The data: Begin
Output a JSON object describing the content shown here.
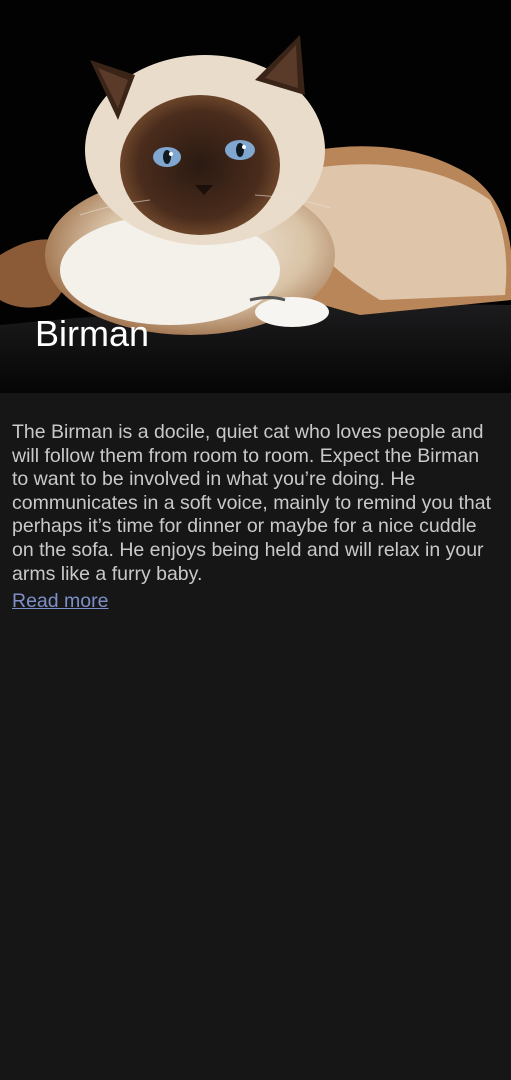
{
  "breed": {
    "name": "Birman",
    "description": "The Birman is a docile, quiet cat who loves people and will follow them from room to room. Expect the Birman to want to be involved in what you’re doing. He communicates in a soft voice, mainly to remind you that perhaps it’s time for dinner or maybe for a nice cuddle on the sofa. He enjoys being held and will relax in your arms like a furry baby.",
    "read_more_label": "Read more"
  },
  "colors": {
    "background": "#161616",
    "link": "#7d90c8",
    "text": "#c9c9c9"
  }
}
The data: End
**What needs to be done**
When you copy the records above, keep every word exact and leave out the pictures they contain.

**Solution to the problem**
Output a JSON object describing the content shown here.
{
  "breed": {
    "name": "Birman",
    "description": "The Birman is a docile, quiet cat who loves people and will follow them from room to room. Expect the Birman to want to be involved in what you’re doing. He communicates in a soft voice, mainly to remind you that perhaps it’s time for dinner or maybe for a nice cuddle on the sofa. He enjoys being held and will relax in your arms like a furry baby.",
    "read_more_label": "Read more"
  },
  "colors": {
    "background": "#161616",
    "link": "#7d90c8",
    "text": "#c9c9c9"
  }
}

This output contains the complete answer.